Failures of cognitive control or attention? The case of stop-signal deficits in schizophrenia

Dora Matzke, Matthew Hughes, Johanna C. Badcock, Patricia Michie, Andrew Heathcote

    Research output: Contribution to journalArticlepeer-review

    43 Citations (Scopus)

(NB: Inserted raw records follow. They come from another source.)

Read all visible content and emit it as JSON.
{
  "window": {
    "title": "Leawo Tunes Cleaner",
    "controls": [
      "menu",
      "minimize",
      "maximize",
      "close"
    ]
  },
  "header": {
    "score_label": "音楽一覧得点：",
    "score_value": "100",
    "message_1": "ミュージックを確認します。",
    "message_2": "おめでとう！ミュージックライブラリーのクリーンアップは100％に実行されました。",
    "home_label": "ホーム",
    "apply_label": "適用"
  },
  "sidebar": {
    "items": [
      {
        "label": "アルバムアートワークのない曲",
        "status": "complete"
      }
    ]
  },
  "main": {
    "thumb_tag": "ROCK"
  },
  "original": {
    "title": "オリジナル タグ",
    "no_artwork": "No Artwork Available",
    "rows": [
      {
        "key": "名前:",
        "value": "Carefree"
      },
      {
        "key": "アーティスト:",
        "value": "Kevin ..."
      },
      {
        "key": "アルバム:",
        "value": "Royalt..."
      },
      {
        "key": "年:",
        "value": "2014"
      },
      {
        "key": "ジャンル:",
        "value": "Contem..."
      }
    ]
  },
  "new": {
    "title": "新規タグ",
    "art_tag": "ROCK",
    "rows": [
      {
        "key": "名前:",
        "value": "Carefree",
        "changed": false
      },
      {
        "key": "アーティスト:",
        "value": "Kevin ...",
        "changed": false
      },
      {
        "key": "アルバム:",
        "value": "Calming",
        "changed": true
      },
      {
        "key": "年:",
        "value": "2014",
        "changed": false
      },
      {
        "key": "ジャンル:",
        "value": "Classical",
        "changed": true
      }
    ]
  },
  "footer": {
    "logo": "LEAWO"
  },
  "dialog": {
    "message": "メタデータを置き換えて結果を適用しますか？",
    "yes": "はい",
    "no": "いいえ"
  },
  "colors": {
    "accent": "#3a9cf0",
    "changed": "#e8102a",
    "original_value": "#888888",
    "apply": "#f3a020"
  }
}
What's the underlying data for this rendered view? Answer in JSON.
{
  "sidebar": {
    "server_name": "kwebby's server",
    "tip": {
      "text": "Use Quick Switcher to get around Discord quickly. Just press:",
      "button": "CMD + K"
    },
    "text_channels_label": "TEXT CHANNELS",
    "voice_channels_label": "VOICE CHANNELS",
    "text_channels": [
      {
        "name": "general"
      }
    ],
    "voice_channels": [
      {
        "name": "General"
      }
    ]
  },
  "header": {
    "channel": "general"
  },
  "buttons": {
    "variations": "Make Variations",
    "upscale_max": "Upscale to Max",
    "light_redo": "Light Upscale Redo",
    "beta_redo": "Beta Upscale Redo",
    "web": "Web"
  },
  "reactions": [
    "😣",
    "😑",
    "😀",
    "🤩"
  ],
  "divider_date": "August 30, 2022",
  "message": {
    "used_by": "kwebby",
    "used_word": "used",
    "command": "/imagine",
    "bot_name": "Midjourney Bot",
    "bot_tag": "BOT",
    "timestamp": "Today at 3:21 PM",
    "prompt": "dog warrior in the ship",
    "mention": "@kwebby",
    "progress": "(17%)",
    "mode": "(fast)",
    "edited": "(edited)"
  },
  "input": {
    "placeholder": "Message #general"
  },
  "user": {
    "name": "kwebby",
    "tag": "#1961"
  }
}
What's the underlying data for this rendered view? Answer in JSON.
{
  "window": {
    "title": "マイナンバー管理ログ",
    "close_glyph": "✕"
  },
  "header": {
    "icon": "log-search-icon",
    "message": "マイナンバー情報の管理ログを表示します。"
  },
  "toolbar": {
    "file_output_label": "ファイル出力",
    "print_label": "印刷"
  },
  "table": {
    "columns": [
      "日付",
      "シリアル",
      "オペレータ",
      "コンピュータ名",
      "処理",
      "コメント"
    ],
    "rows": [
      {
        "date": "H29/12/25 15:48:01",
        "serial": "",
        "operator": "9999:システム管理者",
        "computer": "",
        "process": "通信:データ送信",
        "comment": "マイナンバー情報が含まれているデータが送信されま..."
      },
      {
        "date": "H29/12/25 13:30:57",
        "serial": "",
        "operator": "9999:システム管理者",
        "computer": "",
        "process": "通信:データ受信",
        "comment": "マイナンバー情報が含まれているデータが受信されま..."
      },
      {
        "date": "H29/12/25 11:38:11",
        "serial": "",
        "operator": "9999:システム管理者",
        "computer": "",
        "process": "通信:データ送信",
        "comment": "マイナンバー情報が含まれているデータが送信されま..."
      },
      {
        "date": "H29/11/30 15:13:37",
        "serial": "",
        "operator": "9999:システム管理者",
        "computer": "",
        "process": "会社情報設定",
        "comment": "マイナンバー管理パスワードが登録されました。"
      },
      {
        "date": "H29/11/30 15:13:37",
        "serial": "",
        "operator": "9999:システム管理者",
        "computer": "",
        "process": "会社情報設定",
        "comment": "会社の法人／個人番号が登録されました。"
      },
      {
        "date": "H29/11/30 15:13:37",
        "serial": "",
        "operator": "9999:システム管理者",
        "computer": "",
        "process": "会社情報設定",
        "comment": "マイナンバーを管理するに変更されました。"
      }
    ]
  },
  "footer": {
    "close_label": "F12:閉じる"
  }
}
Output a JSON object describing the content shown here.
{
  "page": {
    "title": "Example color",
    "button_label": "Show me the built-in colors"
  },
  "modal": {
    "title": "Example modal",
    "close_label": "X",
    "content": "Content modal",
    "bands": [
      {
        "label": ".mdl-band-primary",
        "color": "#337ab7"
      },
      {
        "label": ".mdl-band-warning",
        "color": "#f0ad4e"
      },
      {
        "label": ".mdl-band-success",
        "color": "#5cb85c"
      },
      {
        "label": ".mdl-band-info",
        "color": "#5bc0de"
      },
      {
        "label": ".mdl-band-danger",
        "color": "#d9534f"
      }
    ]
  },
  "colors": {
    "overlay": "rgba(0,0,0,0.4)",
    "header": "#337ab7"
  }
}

    We used Bayesian cognitive modelling to identify the underlying causes of apparent inhibitory deficits in the stop-signal paradigm. The analysis was applied to stop-signal data reported by Badcock et al. (Psychological Medicine 32: 87-297, 2002) and Hughes et al. (Biological Psychology 89: 220-231, 2012), where schizophrenia patients and control participants made rapid choice responses, but on some trials were signalled to stop their ongoing response. Previous research has assumed an inhibitory deficit in schizophrenia, because estimates of the mean time taken to react to the stop signal are longer in patients than controls. We showed that these longer estimates are partly due to failing to react to the stop signal (“trigger failures”) and partly due to a slower initiation of inhibition, implicating a failure of attention rather than a deficit in the inhibitory process itself. Correlations between the probability of trigger failures and event-related potentials reported by Hughes et al. are interpreted as supporting the attentional account of inhibitory deficits. Our results, and those of Matzke et al. (2016), who report that controls also display a substantial although lower trigger-failure rate, indicate that attentional factors need to be taken into account when interpreting results from the stop-signal paradigm.

    Original languageEnglish
    Pages (from-to)1078-1086
    Number of pages9
    JournalAttention, Perception, and Psychophysics
    Issue number4
    Publication statusPublished - 1 May 2017


    Dive into the research topics of 'Failures of cognitive control or attention? The case of stop-signal deficits in schizophrenia'. Together they form a unique fingerprint.

    Cite this